to expose them to further risk and suffering, I positively 
prohibited their coming farther they wept like children. 

A great portion of the men with Colonel Breckinridge 
were from his own regiment, the Ninth Kentucky, and the 
former "Morgan men," so long separated, were united just 
as all was lost. The glorious old "Kentucky brigade," as 
the infantry brigade first commanded by General Breckin- 
ridge, then by Hanson, Helm and Lewis was called, was 
not many miles distant, and surrendered about the same 
time. Upon leaving Washington, General Breckinridge, ac- 
companied by his staff and some forty men, personally com- 
manded by Colonel Breckinridge, had taken a different road 
from that upon which the brigade had marched. When I 
arrived at Woodstock I did not find him there, as I had ex- 

Hours elapsed and he did not come. They were hours 


of intense anxiety. In our front was a much superior force 
of Federal cavalry, to go forward would provoke an en- 
gagement, and it could only result in severe and bloody de- 
feat. Retreat, by the way we had come, was impossible. 
Upon the left, if we escaped the enemy, we would be stopped 
by the sea. 

I could not determine to surrender until I had heard from 
General Breckinridge, who was, at once commander of all 
the Confederate forces yet in the field, in this vicinity, and 
the sole remaining officer of the Government. Nor, until he 
declared it, could I know that enough had been done to as- 
sure the escape of Mr. Davis. The suspense was galling. 
At length Colonel Breckinridge arrived with a message 
from the General. 

While proceeding leisurely along the road, upon which he 
had left Washington, General Breckinridge had suddenly 
encountered a battalion of Federal cavalry, formed his forty- 
five men and prepared to charge them. They halted, sent 
in a flag of truce, and parleyed. General Breckinridge saw 
that he could no longer delay his own attempt at escape and 
while the conference was proceeding, set off with a few of 
his personal staff. 

After a sufficient time had elapsed to let him get away, 
Colonel Breckinridge marched by the enemy (a truce having 
been agreed on), and came directly to Woodstock. Gen- 
eral Breckinridge directed him to say to me that he had good 
reason to believe that Generals Forrest and Taylor had al- 
ready surrendered. That if we succeeded in crossing the 
Mississippi we would find all there prepared to surrender. 
He counseled an immediate surrender upon our part, urging 
that it was folly to think of holding out any longer and crim- 
inal to risk the lives of the men when no good could possibly 
be accomplished. He wished them to return to Kentucky — 
to their homes and kindred.
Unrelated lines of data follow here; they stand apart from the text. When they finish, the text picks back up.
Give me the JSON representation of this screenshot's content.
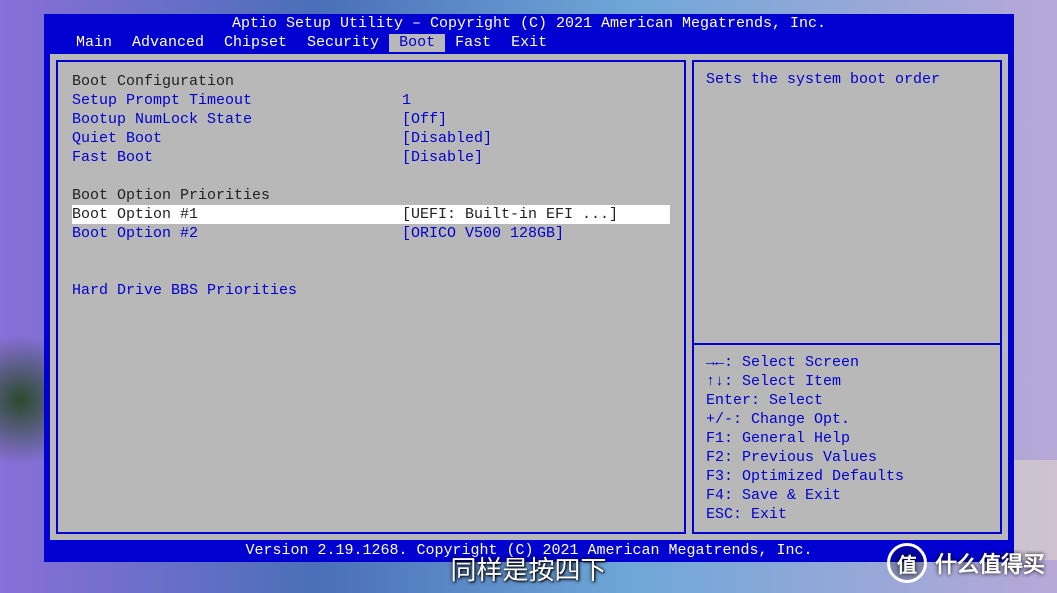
{
  "title": "Aptio Setup Utility – Copyright (C) 2021 American Megatrends, Inc.",
  "menu": {
    "items": [
      "Main",
      "Advanced",
      "Chipset",
      "Security",
      "Boot",
      "Fast",
      "Exit"
    ],
    "selected_index": 4
  },
  "boot": {
    "section1_header": "Boot Configuration",
    "setup_prompt_timeout": {
      "label": "Setup Prompt Timeout",
      "value": "1"
    },
    "bootup_numlock_state": {
      "label": "Bootup NumLock State",
      "value": "[Off]"
    },
    "quiet_boot": {
      "label": "Quiet Boot",
      "value": "[Disabled]"
    },
    "fast_boot": {
      "label": "Fast Boot",
      "value": "[Disable]"
    },
    "section2_header": "Boot Option Priorities",
    "boot_option_1": {
      "label": "Boot Option #1",
      "value": "[UEFI: Built-in EFI ...]"
    },
    "boot_option_2": {
      "label": "Boot Option #2",
      "value": "[ORICO V500 128GB]"
    },
    "hard_drive_bbs": "Hard Drive BBS Priorities"
  },
  "help": {
    "description": "Sets the system boot order",
    "keys": {
      "select_screen": "→←: Select Screen",
      "select_item": "↑↓: Select Item",
      "enter": "Enter: Select",
      "change": "+/-: Change Opt.",
      "f1": "F1: General Help",
      "f2": "F2: Previous Values",
      "f3": "F3: Optimized Defaults",
      "f4": "F4: Save & Exit",
      "esc": "ESC: Exit"
    }
  },
  "footer": "Version 2.19.1268. Copyright (C) 2021 American Megatrends, Inc.",
  "caption": "同样是按四下",
  "watermark": {
    "icon": "值",
    "text": "什么值得买"
  }
}
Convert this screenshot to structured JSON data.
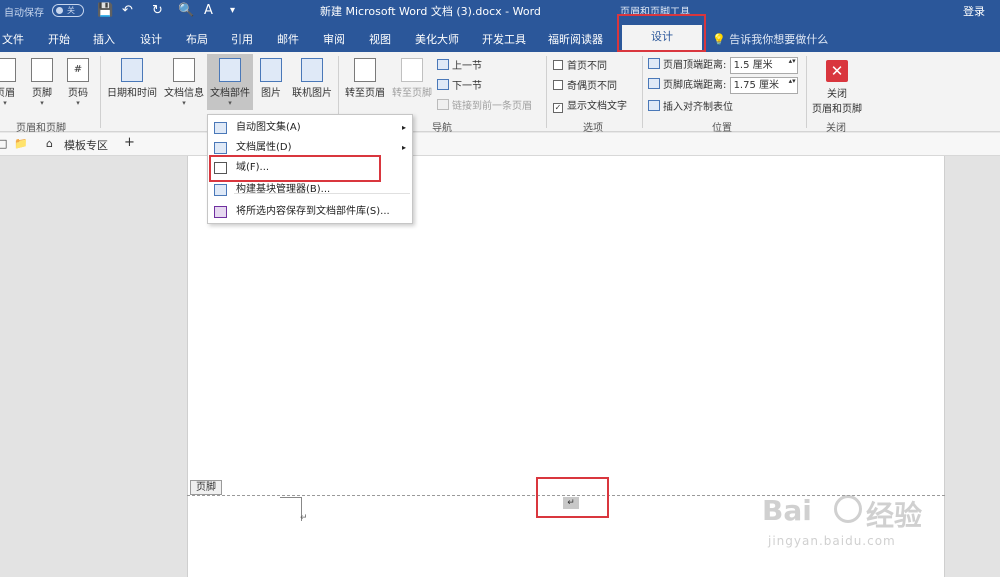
{
  "titlebar": {
    "autosave_label": "自动保存",
    "autosave_state": "关",
    "doc_title": "新建 Microsoft Word 文档 (3).docx - Word",
    "context_title": "页眉和页脚工具",
    "login": "登录",
    "qat_icons": [
      "save-icon",
      "undo-icon",
      "redo-icon",
      "print-preview-icon",
      "font-icon"
    ]
  },
  "tabs": [
    "文件",
    "开始",
    "插入",
    "设计",
    "布局",
    "引用",
    "邮件",
    "审阅",
    "视图",
    "美化大师",
    "开发工具",
    "福昕阅读器"
  ],
  "active_tab": "设计",
  "tellme": "告诉我你想要做什么",
  "ribbon": {
    "header_footer": {
      "header": "页眉",
      "footer": "页脚",
      "page_number": "页码",
      "label": "页眉和页脚"
    },
    "insert": {
      "datetime": "日期和时间",
      "docinfo": "文档信息",
      "quickparts": "文档部件",
      "picture": "图片",
      "online_picture": "联机图片"
    },
    "navigation": {
      "goto_header": "转至页眉",
      "goto_footer": "转至页脚",
      "prev": "上一节",
      "next": "下一节",
      "link_prev": "链接到前一条页眉",
      "label": "导航"
    },
    "options": {
      "first_page": "首页不同",
      "odd_even": "奇偶页不同",
      "show_text": "显示文档文字",
      "label": "选项",
      "show_text_checked": "✓"
    },
    "position": {
      "header_top_label": "页眉顶端距离:",
      "header_top_value": "1.5 厘米",
      "footer_bottom_label": "页脚底端距离:",
      "footer_bottom_value": "1.75 厘米",
      "align_tab": "插入对齐制表位",
      "label": "位置"
    },
    "close": {
      "line1": "关闭",
      "line2": "页眉和页脚",
      "label": "关闭",
      "icon_glyph": "✕"
    }
  },
  "tabstrip": {
    "template_zone": "模板专区",
    "add": "+"
  },
  "menu": {
    "items": [
      {
        "label": "自动图文集(A)",
        "has_submenu": true
      },
      {
        "label": "文档属性(D)",
        "has_submenu": true
      },
      {
        "label": "域(F)...",
        "has_submenu": false
      },
      {
        "label": "构建基块管理器(B)...",
        "has_submenu": false
      },
      {
        "label": "将所选内容保存到文档部件库(S)...",
        "has_submenu": false
      }
    ],
    "submenu_arrow": "▸"
  },
  "document": {
    "footer_tag": "页脚",
    "para_mark": "↵",
    "field_mark": "↵"
  },
  "watermark": {
    "brand": "Bai",
    "brand2": "经验",
    "url": "jingyan.baidu.com"
  },
  "colors": {
    "accent": "#2b579a",
    "highlight": "#d9363e"
  }
}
He forbade any effort to assist 
his escape. 

"I will not have," he said, "one of these young men en- 
counter one hazard more for my sake." 

The men were immediately formed, and the words of the 


chieftain they loved and honored repeated to them. They 
declared that they had striven to do their duty and preserve 
their honor and felt that they could accept, without disgrace, 
release from service which they had worthily discharged 
Then the last organization of "Morgan men" was disbanded. 
Comrades who felt for each other the esteem and affection 
which brave and true men cherish parted with sad hearts 
and dimmed eyes. There remained of the "old command" 
only the recollections of an eventful career and the ties of 
friendship which would ever bind its members together. 
There was no humiliation for these men. They had done 
their part and served faithfully, until there was no longer 
a cause and a country to serve. They knew not what their 
fate would be and indulged in no speculation regarding it. 
They had been taught fortitude by the past, and, without 
useless repining and unmanly fear, they faced the future.